Modestly, Buffalo-born political satirist Mark Russell is not boasting over his Lincoln Medal, given this weekend at a gala at Ford's Theatre with Washington's elite in attendence including President Donald Trump and First Lady Melania Trump.
Russell, a Canisius High School graduate who still returns to town for reunions, brushed off the honor saying it was really just due to " body of work, time in the saddle,"
The honor was presented to Russell, and Retired Gen. Colin Powell and his wife, Alma this past Saturday at Ford's theatre.
The theater's society has awarded the medal annually since 1981 to individuals whose body of work, accomplishments or personal attributes embodies the legacy of President Abraham Lincoln, who was assassinated in the theater in 1865.
Russell's career as a political humorist dates to the Eisenhower administration, and includes a stint from 1975 to 2004, performing four times a year in Buffalo in a series of live PBS programs produced by WNED-TV and broadcast nationwide.
WATCH a vintage WNED Mark Russell Special from 1984
Russell rose to national prominence after almost nightly appearances at the Shoreham Hotel in Washington DC, and 30 years of annual concerts at Ford's Theatre, mixing standup comedy and song parodies that lampoon news of the day. His source material ran from Gilbert and Sullivan or Broadway showtunes - sometimes even nursery rhymes- but always had a current hook and clever lyrical twist.
Yet today he sees political humor that punches harder than his deft pokes and cerebral barbs. In an interview with WBFO on the eve of the Lincoln Medal ceremony, Russell said that over his career, he has seen political humor get slightly meaner, without the subtlety of humor.
Most modern comedians "just put it out there" and share opinions on current affairs he said, adding that "They aren't asking the audience to do anything,"
The gala performance was attended by numerous dignitaries including: Senators Roy Blunt, John Cornyn, Deb Rand Paul; House Minority Leader Kevin McCarthy; Secretary of Commerce Wilbur Ross and Kuwaiti Ambassador Shaikh Salem Adullah Al-Jaber.
At the event, Trump said Russell is "somebody I used to watch a lot." He also congratulated the Powells for their work advocating public service and volunteerism.
Trump also talked about attending the gala for years to come, hinting at his reelection in 2020.
"This is an event that we hope to be here, what do you figure? Another six times, right?" he said.
The event included performances by The Gatlin Brothers and Sierra Hull. The evening also included a tribute to Scarlet and JT Lewis and to Sandy and Lonnie Phillips, families of children who died from gun violence at Sandy Hook Elementary and the Aurora, Colorado, movie theatre.
"Our annual gala is a celebration of Lincoln, his legacy and his love of the performing arts," said Paul R. Tetreault, director of Ford's Theatre Society. "For more than 50 years, Ford's Theatre has been a non-partisan gathering place where people with disparate points of view can come together and find common ground. "

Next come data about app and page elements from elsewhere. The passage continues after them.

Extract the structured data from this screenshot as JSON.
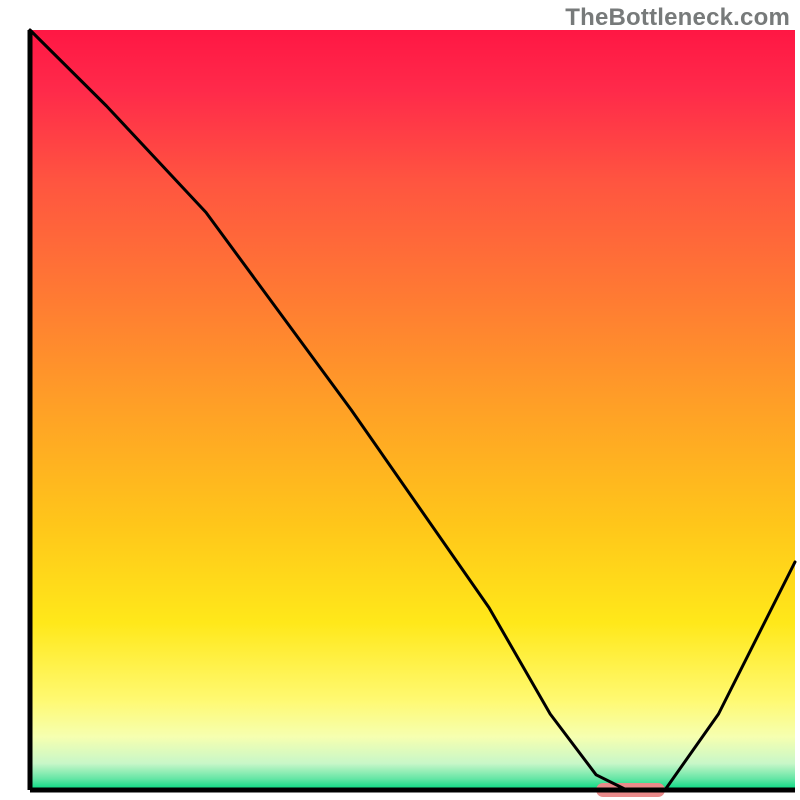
{
  "watermark": "TheBottleneck.com",
  "chart_data": {
    "type": "line",
    "title": "",
    "xlabel": "",
    "ylabel": "",
    "xlim": [
      0,
      100
    ],
    "ylim": [
      0,
      100
    ],
    "x": [
      0,
      10,
      23,
      42,
      60,
      68,
      74,
      78,
      83,
      90,
      100
    ],
    "values": [
      100,
      90,
      76,
      50,
      24,
      10,
      2,
      0,
      0,
      10,
      30
    ],
    "gradient_stops": [
      {
        "offset": 0.0,
        "color": "#ff1744"
      },
      {
        "offset": 0.08,
        "color": "#ff2a4a"
      },
      {
        "offset": 0.2,
        "color": "#ff5540"
      },
      {
        "offset": 0.35,
        "color": "#ff7a33"
      },
      {
        "offset": 0.5,
        "color": "#ffa126"
      },
      {
        "offset": 0.65,
        "color": "#ffc61a"
      },
      {
        "offset": 0.78,
        "color": "#ffe81a"
      },
      {
        "offset": 0.88,
        "color": "#fff970"
      },
      {
        "offset": 0.93,
        "color": "#f6ffb0"
      },
      {
        "offset": 0.965,
        "color": "#c8f7c8"
      },
      {
        "offset": 0.985,
        "color": "#66e6a6"
      },
      {
        "offset": 1.0,
        "color": "#00d980"
      }
    ],
    "marker": {
      "x_start": 74,
      "x_end": 83,
      "y": 0,
      "color": "#e98a8a"
    },
    "line_color": "#000000",
    "line_width": 3
  }
}
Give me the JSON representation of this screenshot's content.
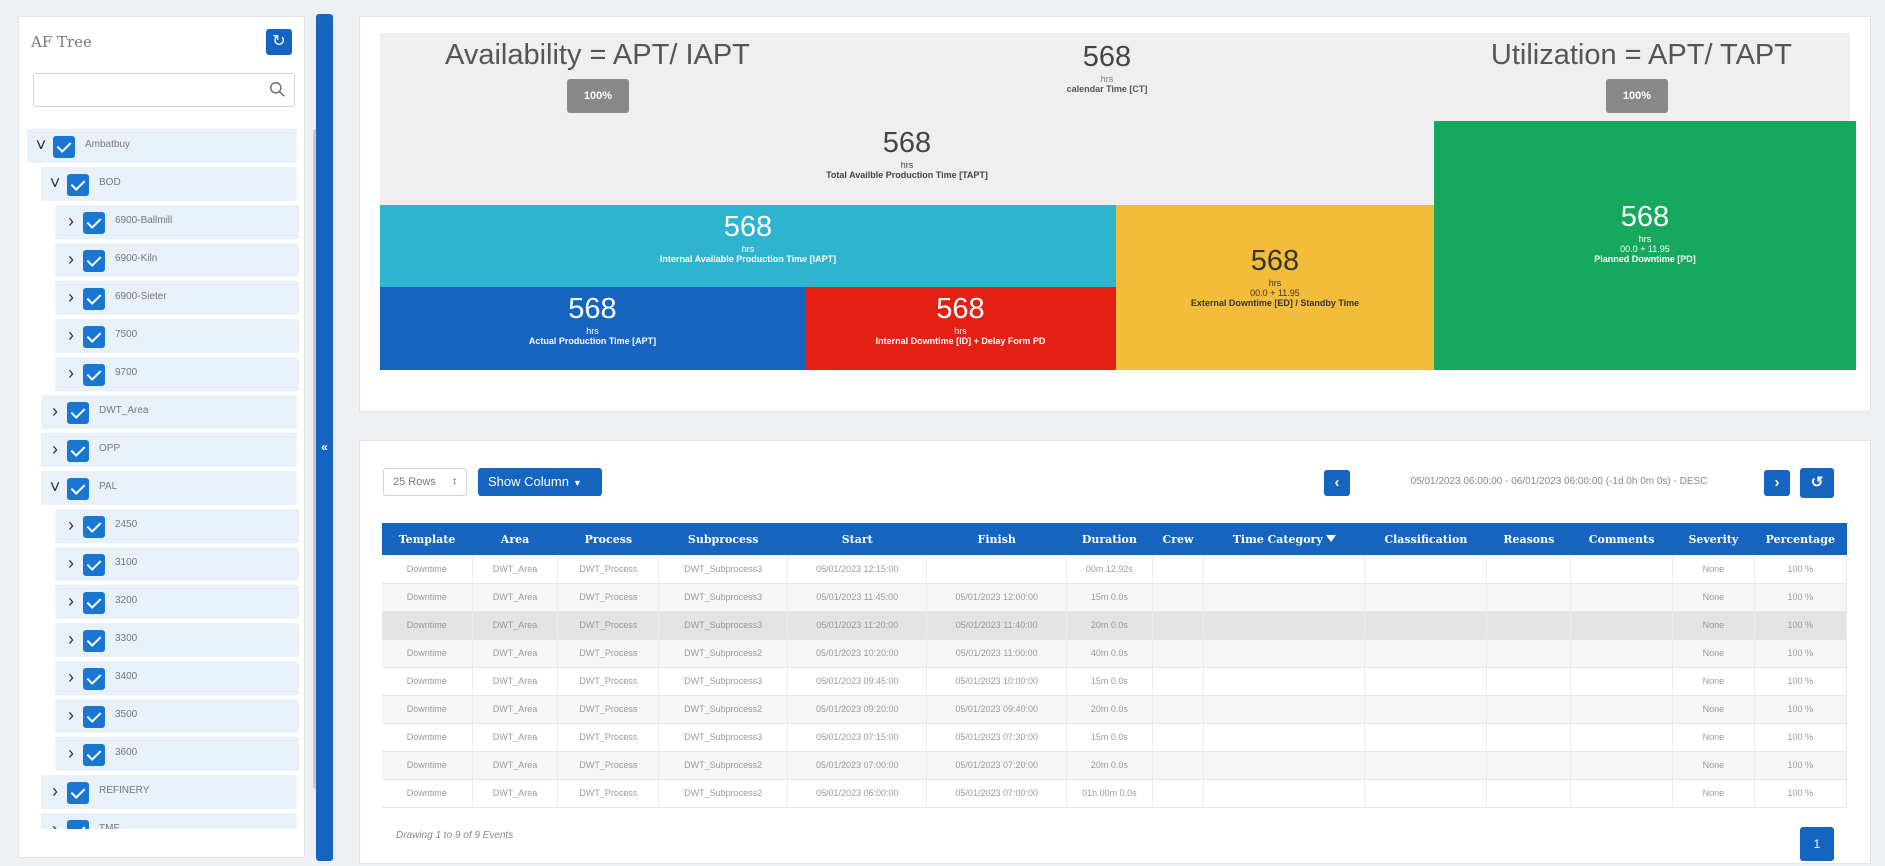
{
  "tree": {
    "title": "AF Tree",
    "search_placeholder": "",
    "items": [
      {
        "label": "Ambatbuy",
        "level": 0,
        "expanded": true
      },
      {
        "label": "BOD",
        "level": 1,
        "expanded": true
      },
      {
        "label": "6900-Ballmill",
        "level": 2,
        "expanded": false
      },
      {
        "label": "6900-Kiln",
        "level": 2,
        "expanded": false
      },
      {
        "label": "6900-Sieter",
        "level": 2,
        "expanded": false
      },
      {
        "label": "7500",
        "level": 2,
        "expanded": false
      },
      {
        "label": "9700",
        "level": 2,
        "expanded": false
      },
      {
        "label": "DWT_Area",
        "level": 1,
        "expanded": false
      },
      {
        "label": "OPP",
        "level": 1,
        "expanded": false
      },
      {
        "label": "PAL",
        "level": 1,
        "expanded": true
      },
      {
        "label": "2450",
        "level": 2,
        "expanded": false
      },
      {
        "label": "3100",
        "level": 2,
        "expanded": false
      },
      {
        "label": "3200",
        "level": 2,
        "expanded": false
      },
      {
        "label": "3300",
        "level": 2,
        "expanded": false
      },
      {
        "label": "3400",
        "level": 2,
        "expanded": false
      },
      {
        "label": "3500",
        "level": 2,
        "expanded": false
      },
      {
        "label": "3600",
        "level": 2,
        "expanded": false
      },
      {
        "label": "REFINERY",
        "level": 1,
        "expanded": false
      },
      {
        "label": "TMF",
        "level": 1,
        "expanded": false
      }
    ]
  },
  "icons": {
    "refresh": "refresh-icon",
    "search": "search-icon",
    "collapse": "double-chevron-left-icon",
    "prev": "chevron-left-icon",
    "next": "chevron-right-icon",
    "reset": "undo-icon",
    "filter": "filter-icon"
  },
  "kpi": {
    "availability_title": "Availability = APT/ IAPT",
    "availability_pct": "100%",
    "utilization_title": "Utilization = APT/ TAPT",
    "utilization_pct": "100%",
    "ct": {
      "value": "568",
      "unit": "hrs",
      "label": "calendar Time [CT]"
    },
    "tapt": {
      "value": "568",
      "unit": "hrs",
      "label": "Total Availble Production Time [TAPT]"
    },
    "iapt": {
      "value": "568",
      "unit": "hrs",
      "label": "Internal Available Production Time [IAPT]"
    },
    "apt": {
      "value": "568",
      "unit": "hrs",
      "label": "Actual Production Time [APT]"
    },
    "ido": {
      "value": "568",
      "unit": "hrs",
      "label": "Internal Downtime [ID] + Delay Form PD"
    },
    "ext": {
      "value": "568",
      "unit": "hrs",
      "sub": "00.0 + 11.95",
      "label": "External Downtime [ED] / Standby Time"
    },
    "pd": {
      "value": "568",
      "unit": "hrs",
      "sub": "00.0 + 11.95",
      "label": "Planned Downtime [PD]"
    },
    "colors": {
      "iapt": "#2eb4cf",
      "apt": "#1565c0",
      "ido": "#e41f13",
      "ext": "#f4bd39",
      "pd": "#16a85f"
    }
  },
  "table_controls": {
    "rows_label": "25 Rows",
    "show_column_label": "Show Column",
    "date_range": "05/01/2023 06:00:00 - 06/01/2023 06:00:00 (-1d 0h 0m 0s) - DESC",
    "drawing_text": "Drawing 1 to 9 of 9 Events",
    "page": "1"
  },
  "table": {
    "columns": [
      "Template",
      "Area",
      "Process",
      "Subprocess",
      "Start",
      "Finish",
      "Duration",
      "Crew",
      "Time Category",
      "Classification",
      "Reasons",
      "Comments",
      "Severity",
      "Percentage"
    ],
    "rows": [
      [
        "Downtime",
        "DWT_Area",
        "DWT_Process",
        "DWT_Subprocess3",
        "05/01/2023 12:15:00",
        "",
        "00m 12.92s",
        "",
        "",
        "",
        "",
        "",
        "None",
        "100 %"
      ],
      [
        "Downtime",
        "DWT_Area",
        "DWT_Process",
        "DWT_Subprocess3",
        "05/01/2023 11:45:00",
        "05/01/2023 12:00:00",
        "15m 0.0s",
        "",
        "",
        "",
        "",
        "",
        "None",
        "100 %"
      ],
      [
        "Downtime",
        "DWT_Area",
        "DWT_Process",
        "DWT_Subprocess3",
        "05/01/2023 11:20:00",
        "05/01/2023 11:40:00",
        "20m 0.0s",
        "",
        "",
        "",
        "",
        "",
        "None",
        "100 %"
      ],
      [
        "Downtime",
        "DWT_Area",
        "DWT_Process",
        "DWT_Subprocess2",
        "05/01/2023 10:20:00",
        "05/01/2023 11:00:00",
        "40m 0.0s",
        "",
        "",
        "",
        "",
        "",
        "None",
        "100 %"
      ],
      [
        "Downtime",
        "DWT_Area",
        "DWT_Process",
        "DWT_Subprocess3",
        "05/01/2023 09:45:00",
        "05/01/2023 10:00:00",
        "15m 0.0s",
        "",
        "",
        "",
        "",
        "",
        "None",
        "100 %"
      ],
      [
        "Downtime",
        "DWT_Area",
        "DWT_Process",
        "DWT_Subprocess2",
        "05/01/2023 09:20:00",
        "05/01/2023 09:40:00",
        "20m 0.0s",
        "",
        "",
        "",
        "",
        "",
        "None",
        "100 %"
      ],
      [
        "Downtime",
        "DWT_Area",
        "DWT_Process",
        "DWT_Subprocess3",
        "05/01/2023 07:15:00",
        "05/01/2023 07:30:00",
        "15m 0.0s",
        "",
        "",
        "",
        "",
        "",
        "None",
        "100 %"
      ],
      [
        "Downtime",
        "DWT_Area",
        "DWT_Process",
        "DWT_Subprocess2",
        "05/01/2023 07:00:00",
        "05/01/2023 07:20:00",
        "20m 0.0s",
        "",
        "",
        "",
        "",
        "",
        "None",
        "100 %"
      ],
      [
        "Downtime",
        "DWT_Area",
        "DWT_Process",
        "DWT_Subprocess2",
        "05/01/2023 06:00:00",
        "05/01/2023 07:00:00",
        "01h 00m 0.0s",
        "",
        "",
        "",
        "",
        "",
        "None",
        "100 %"
      ]
    ],
    "selected_row": 2
  }
}
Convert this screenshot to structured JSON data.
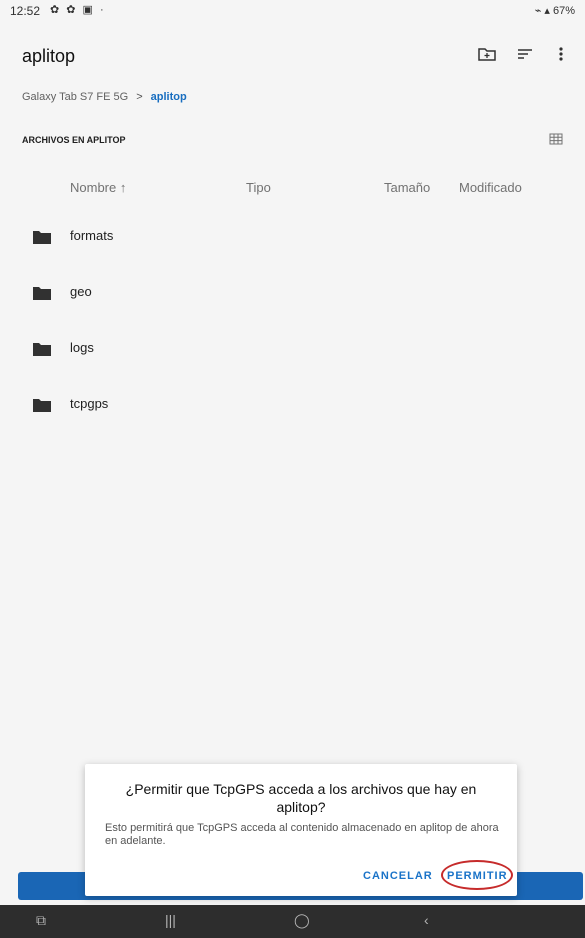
{
  "status": {
    "time": "12:52",
    "battery": "67%"
  },
  "appbar": {
    "title": "aplitop"
  },
  "breadcrumb": {
    "root": "Galaxy Tab S7 FE 5G",
    "separator": ">",
    "current": "aplitop"
  },
  "section": {
    "label": "ARCHIVOS EN APLITOP"
  },
  "columns": {
    "name": "Nombre ↑",
    "type": "Tipo",
    "size": "Tamaño",
    "modified": "Modificado"
  },
  "files": [
    {
      "name": "formats"
    },
    {
      "name": "geo"
    },
    {
      "name": "logs"
    },
    {
      "name": "tcpgps"
    }
  ],
  "dialog": {
    "title": "¿Permitir que TcpGPS acceda a los archivos que hay en aplitop?",
    "body": "Esto permitirá que TcpGPS acceda al contenido almacenado en aplitop de ahora en adelante.",
    "cancel": "CANCELAR",
    "allow": "PERMITIR"
  },
  "colors": {
    "accent": "#1a73c8",
    "highlight_ring": "#c62b2b",
    "primary_bar": "#1c6bbd"
  },
  "icons": {
    "new_folder": "new-folder-icon",
    "sort": "sort-icon",
    "more": "more-vert-icon",
    "grid": "grid-view-icon",
    "folder": "folder-icon"
  }
}
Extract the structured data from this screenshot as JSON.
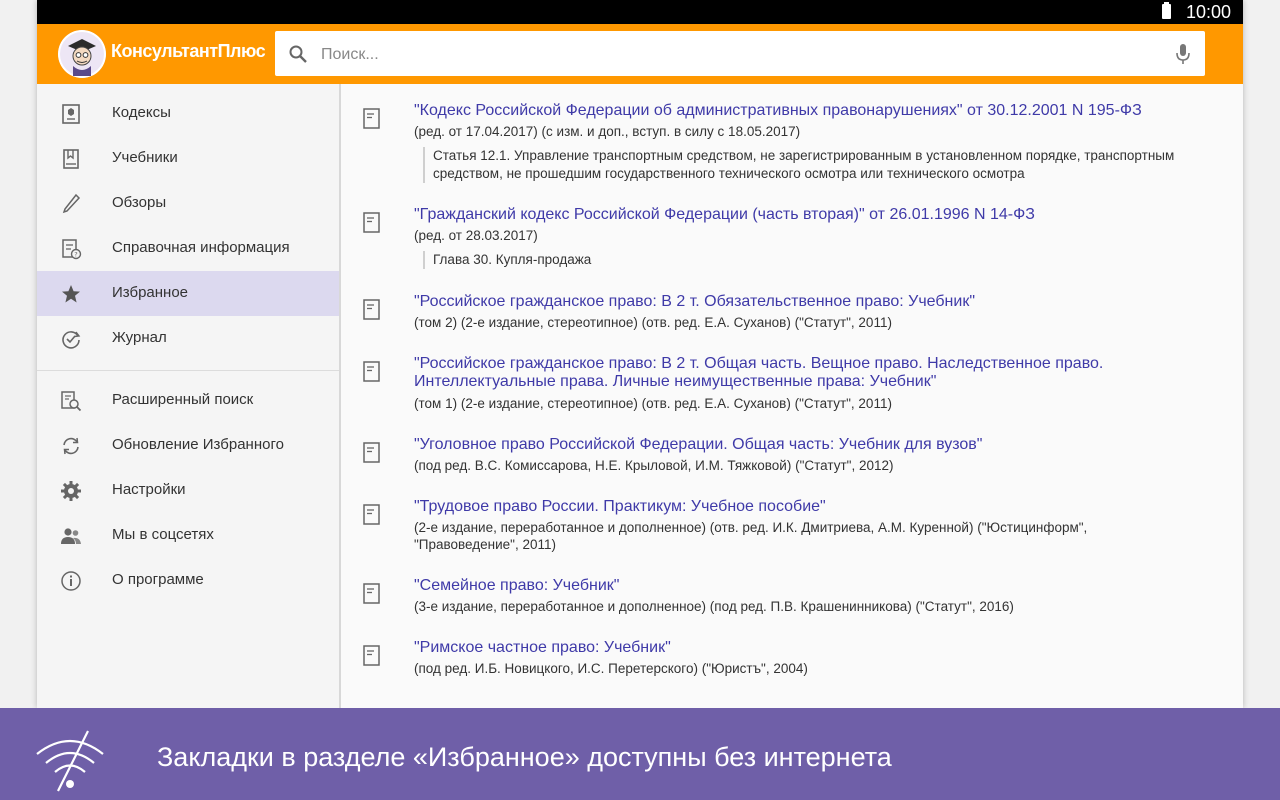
{
  "status_bar": {
    "time": "10:00"
  },
  "app_bar": {
    "brand": "КонсультантПлюс",
    "search_placeholder": "Поиск..."
  },
  "sidebar": {
    "items": [
      {
        "label": "Кодексы",
        "icon": "codex-icon"
      },
      {
        "label": "Учебники",
        "icon": "textbook-icon"
      },
      {
        "label": "Обзоры",
        "icon": "pencil-icon"
      },
      {
        "label": "Справочная информация",
        "icon": "reference-icon"
      },
      {
        "label": "Избранное",
        "icon": "star-icon",
        "active": true
      },
      {
        "label": "Журнал",
        "icon": "history-icon"
      },
      {
        "label": "Расширенный поиск",
        "icon": "advanced-search-icon"
      },
      {
        "label": "Обновление Избранного",
        "icon": "sync-icon"
      },
      {
        "label": "Настройки",
        "icon": "gear-icon"
      },
      {
        "label": "Мы в соцсетях",
        "icon": "people-icon"
      },
      {
        "label": "О программе",
        "icon": "info-icon"
      }
    ]
  },
  "documents": [
    {
      "title": "\"Кодекс Российской Федерации об административных правонарушениях\" от 30.12.2001 N 195-ФЗ",
      "meta": "(ред. от 17.04.2017) (с изм. и доп., вступ. в силу с 18.05.2017)",
      "quote": "Статья 12.1. Управление транспортным средством, не зарегистрированным в установленном порядке, транспортным средством, не прошедшим государственного технического осмотра или технического осмотра"
    },
    {
      "title": "\"Гражданский кодекс Российской Федерации (часть вторая)\" от 26.01.1996 N 14-ФЗ",
      "meta": "(ред. от 28.03.2017)",
      "quote": "Глава 30. Купля-продажа"
    },
    {
      "title": "\"Российское гражданское право: В 2 т. Обязательственное право: Учебник\"",
      "meta": "(том 2) (2-е издание, стереотипное) (отв. ред. Е.А. Суханов) (\"Статут\", 2011)"
    },
    {
      "title": "\"Российское гражданское право: В 2 т. Общая часть. Вещное право. Наследственное право. Интеллектуальные права. Личные неимущественные права: Учебник\"",
      "meta": "(том 1) (2-е издание, стереотипное) (отв. ред. Е.А. Суханов) (\"Статут\", 2011)"
    },
    {
      "title": "\"Уголовное право Российской Федерации. Общая часть: Учебник для вузов\"",
      "meta": "(под ред. В.С. Комиссарова, Н.Е. Крыловой, И.М. Тяжковой) (\"Статут\", 2012)"
    },
    {
      "title": "\"Трудовое право России. Практикум: Учебное пособие\"",
      "meta": "(2-е издание, переработанное и дополненное) (отв. ред. И.К. Дмитриева, А.М. Куренной) (\"Юстицинформ\", \"Правоведение\", 2011)"
    },
    {
      "title": "\"Семейное право: Учебник\"",
      "meta": "(3-е издание, переработанное и дополненное) (под ред. П.В. Крашенинникова) (\"Статут\", 2016)"
    },
    {
      "title": "\"Римское частное право: Учебник\"",
      "meta": "(под ред. И.Б. Новицкого, И.С. Перетерского) (\"Юристъ\", 2004)"
    }
  ],
  "banner": {
    "text": "Закладки в разделе «Избранное» доступны без интернета"
  },
  "colors": {
    "accent": "#ff9800",
    "banner": "#6f5fa8",
    "link": "#3f3aa8",
    "active": "#dcd9ef"
  }
}
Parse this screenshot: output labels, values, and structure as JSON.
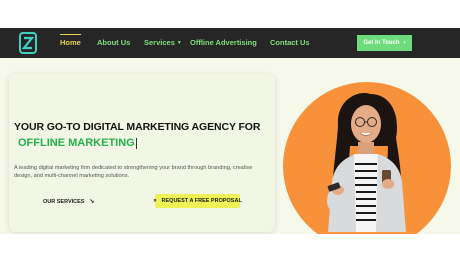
{
  "nav": {
    "items": [
      {
        "label": "Home",
        "active": true
      },
      {
        "label": "About Us"
      },
      {
        "label": "Services",
        "has_dropdown": true
      },
      {
        "label": "Offline Advertising"
      },
      {
        "label": "Contact Us"
      }
    ],
    "cta_label": "Get In Touch",
    "colors": {
      "bar": "#262626",
      "link": "#7ee07c",
      "active": "#e6d255",
      "cta": "#6edc7c"
    }
  },
  "hero": {
    "title": "YOUR GO-TO DIGITAL MARKETING AGENCY FOR",
    "highlight": "OFFLINE MARKETING",
    "description": "A leading digital marketing firm dedicated to strengthening your brand through branding, creative design, and multi-channel marketing solutions.",
    "services_link": "OUR SERVICES",
    "proposal_button": "REQUEST A FREE PROPOSAL",
    "colors": {
      "accent_green": "#26b04b",
      "circle": "#f7913a",
      "proposal": "#eef255"
    }
  },
  "icons": {
    "logo": "logo-z-icon",
    "cta_arrow": "chevron-right-icon",
    "services_arrow": "arrow-icon",
    "proposal": "double-chevron-icon"
  }
}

The Annual Gala has traditionally been attended by representatives throughout the various branches of government and by each sitting president since Jimmy Carter.
"We do want to preserve this heritage and this center's treasured legacy," said Trump, who was accompanied by his wife, the gala's honorary chairwoman.
Watch President Trump's remarks, in video from the White House: